She explained: “Cosmic radiation and its effects on the human body have been identified as one of the main showstoppers for human exploration and colonisation of the solar system.
“Crewmembers on long-duration exploration missions will be exposed to significant ionising radiation doses from Galactic Cosmic Radiation as well as from Solar Particle Events.
“Also secondary particles from the interaction of this radiation with spacecraft materials, planetary surfaces or a planetary atmosphere have to be considered.
“Possible health risks include cancer, damage to the central nervous system, cataracts, risk of acute radiation sickness, and cumulative, hereditary effects.

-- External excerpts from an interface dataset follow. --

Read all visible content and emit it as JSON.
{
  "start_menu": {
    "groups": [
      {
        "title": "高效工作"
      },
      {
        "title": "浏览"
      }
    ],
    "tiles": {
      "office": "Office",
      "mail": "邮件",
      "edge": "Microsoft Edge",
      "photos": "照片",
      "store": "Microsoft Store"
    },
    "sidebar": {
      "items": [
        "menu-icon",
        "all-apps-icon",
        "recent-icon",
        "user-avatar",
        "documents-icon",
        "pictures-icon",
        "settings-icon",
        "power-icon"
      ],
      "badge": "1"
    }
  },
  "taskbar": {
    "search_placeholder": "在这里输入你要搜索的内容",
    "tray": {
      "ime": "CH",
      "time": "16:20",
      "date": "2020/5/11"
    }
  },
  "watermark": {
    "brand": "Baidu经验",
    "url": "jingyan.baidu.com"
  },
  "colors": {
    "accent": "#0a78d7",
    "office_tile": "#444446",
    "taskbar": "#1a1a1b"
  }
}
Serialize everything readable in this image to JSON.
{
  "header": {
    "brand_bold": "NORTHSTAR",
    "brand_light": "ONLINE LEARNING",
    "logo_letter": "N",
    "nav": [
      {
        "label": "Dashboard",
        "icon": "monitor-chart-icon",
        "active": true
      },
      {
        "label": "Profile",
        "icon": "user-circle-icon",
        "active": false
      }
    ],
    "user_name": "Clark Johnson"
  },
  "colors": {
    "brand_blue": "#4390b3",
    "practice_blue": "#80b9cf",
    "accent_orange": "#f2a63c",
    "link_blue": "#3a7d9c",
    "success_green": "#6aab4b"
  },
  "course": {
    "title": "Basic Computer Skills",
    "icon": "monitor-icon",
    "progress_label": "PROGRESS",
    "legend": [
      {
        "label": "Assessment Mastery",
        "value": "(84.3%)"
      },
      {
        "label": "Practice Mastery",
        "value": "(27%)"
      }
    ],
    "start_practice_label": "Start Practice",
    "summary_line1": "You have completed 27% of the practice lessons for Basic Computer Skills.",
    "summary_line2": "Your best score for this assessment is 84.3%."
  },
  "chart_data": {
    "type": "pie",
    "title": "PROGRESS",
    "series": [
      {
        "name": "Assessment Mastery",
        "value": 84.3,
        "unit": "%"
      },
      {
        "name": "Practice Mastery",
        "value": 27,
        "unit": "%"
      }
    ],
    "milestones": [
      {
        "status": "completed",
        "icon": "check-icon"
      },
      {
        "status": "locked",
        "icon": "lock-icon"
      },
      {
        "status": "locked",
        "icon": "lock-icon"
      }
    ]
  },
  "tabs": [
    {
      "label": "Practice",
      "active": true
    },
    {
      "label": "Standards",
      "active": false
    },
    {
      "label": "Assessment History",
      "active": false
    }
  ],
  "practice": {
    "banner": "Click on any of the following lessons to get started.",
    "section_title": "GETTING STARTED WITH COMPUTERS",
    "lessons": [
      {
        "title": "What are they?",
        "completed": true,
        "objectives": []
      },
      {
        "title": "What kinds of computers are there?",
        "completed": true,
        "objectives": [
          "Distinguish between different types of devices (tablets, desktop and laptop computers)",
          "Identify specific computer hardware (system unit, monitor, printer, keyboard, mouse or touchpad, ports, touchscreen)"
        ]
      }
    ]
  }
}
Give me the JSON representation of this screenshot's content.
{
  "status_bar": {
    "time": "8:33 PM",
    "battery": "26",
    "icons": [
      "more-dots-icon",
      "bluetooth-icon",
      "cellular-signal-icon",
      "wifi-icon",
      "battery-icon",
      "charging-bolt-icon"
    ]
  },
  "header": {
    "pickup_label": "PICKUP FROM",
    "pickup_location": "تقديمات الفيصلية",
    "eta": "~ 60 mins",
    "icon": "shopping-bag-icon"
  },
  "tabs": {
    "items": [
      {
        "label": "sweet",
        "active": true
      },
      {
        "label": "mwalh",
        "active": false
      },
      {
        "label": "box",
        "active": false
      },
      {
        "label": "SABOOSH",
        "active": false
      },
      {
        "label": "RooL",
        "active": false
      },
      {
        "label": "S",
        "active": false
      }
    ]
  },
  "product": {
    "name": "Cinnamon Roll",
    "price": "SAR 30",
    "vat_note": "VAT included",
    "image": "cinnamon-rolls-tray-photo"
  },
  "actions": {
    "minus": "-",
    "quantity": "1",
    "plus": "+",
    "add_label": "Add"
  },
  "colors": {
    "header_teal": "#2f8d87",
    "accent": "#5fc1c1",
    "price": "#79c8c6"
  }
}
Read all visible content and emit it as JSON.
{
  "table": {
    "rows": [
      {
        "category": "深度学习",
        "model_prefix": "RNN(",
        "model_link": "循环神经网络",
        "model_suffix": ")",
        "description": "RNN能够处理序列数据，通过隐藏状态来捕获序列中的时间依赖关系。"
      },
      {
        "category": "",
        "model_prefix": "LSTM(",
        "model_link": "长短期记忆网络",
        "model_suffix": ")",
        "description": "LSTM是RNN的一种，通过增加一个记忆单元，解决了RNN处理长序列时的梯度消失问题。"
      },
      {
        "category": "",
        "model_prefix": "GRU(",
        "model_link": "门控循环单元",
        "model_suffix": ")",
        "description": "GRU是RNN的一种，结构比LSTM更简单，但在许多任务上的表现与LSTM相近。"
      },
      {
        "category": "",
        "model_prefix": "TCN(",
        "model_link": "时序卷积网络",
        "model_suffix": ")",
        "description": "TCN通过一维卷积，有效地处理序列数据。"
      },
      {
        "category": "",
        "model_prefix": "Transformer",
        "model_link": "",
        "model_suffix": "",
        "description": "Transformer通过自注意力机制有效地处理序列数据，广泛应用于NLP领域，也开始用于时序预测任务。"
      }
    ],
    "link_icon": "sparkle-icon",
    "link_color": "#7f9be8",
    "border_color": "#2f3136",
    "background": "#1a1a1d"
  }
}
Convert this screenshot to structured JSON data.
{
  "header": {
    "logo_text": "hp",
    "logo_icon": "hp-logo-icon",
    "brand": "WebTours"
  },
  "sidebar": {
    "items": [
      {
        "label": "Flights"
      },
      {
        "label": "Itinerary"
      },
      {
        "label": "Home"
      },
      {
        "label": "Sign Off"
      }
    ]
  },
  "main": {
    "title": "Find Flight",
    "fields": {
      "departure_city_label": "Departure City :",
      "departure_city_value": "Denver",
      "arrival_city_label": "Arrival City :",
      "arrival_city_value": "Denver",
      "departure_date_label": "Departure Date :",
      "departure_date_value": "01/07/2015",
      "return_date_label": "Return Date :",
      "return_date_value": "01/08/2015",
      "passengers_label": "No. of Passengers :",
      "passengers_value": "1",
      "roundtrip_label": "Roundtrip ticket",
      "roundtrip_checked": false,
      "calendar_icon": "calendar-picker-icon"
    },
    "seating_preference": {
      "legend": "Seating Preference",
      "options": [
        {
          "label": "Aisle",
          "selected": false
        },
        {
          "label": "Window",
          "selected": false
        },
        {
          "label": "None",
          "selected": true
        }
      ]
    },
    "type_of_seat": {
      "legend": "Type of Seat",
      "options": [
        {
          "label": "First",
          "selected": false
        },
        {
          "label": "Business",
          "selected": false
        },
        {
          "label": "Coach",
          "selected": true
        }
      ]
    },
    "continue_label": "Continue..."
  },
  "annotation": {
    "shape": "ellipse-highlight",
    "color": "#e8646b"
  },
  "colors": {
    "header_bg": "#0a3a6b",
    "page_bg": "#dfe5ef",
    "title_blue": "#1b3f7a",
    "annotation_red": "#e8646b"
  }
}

On Earth, people are shielded from the various rays which bombard the planet by a combination of the atmosphere and magnetosphere.
Together they block 99.9 percent of the harmful radiation from the Sun and deep space – but in space there is no such protection.
She added: “On Earth we are exposed to roughly 3 millisieverts of radiation per year.
“On the International Space Station astronauts, who typically stay there for an average of six months (like Tim Peake) are exposed to roughly 100 millisieverts of radiation.
“A roundtrip mission to Mars, not including time for exploration of the planet, would expose potential Martian astronauts to 662 millisieverts of radiation, which is scary considering in an astronaut’s career their cap is supposed to be 1,000 milliseverts!”
In order for a crew of astronauts to operate successfully on a base on the Moon, Mars or another planet, it was crucial to develop some type of shielding to protect them.
Mrs Ngo-Anh explained: “Unfortunately – to date – we do not yet have good, practical and efficient countermeasures or radiation protection strategies at hand.
“That is why since 2005 we have been cooperating with the GSI Helmholtz Center for Heavy Ion Research in Darmstadt within the so-called IBER programme (Investigations into the Biological Effects of Space Radiation) trying to advance our space radiation knowledge.”
Starting last year, the ESA has made five European radiation research facilities located in Germany, France, Italy and the Netherlands available to scientists trying to develop possible solutions to the problem, Mrs Ngo-Anh said.
Speaking in 2016, Mr Musk told the International Astronautical Federation (IAC) in Guadalajara, Mexico he was not particularly concerned about the threat posed by radiation.
He explained: “There’s going to be some risk of radiation, but it’s not deadly.
“There will be some slightly increased risk of cancer, but I think it’s relatively minor.
“The radiation thing is often brought up, but I think it’s not too big of a deal.”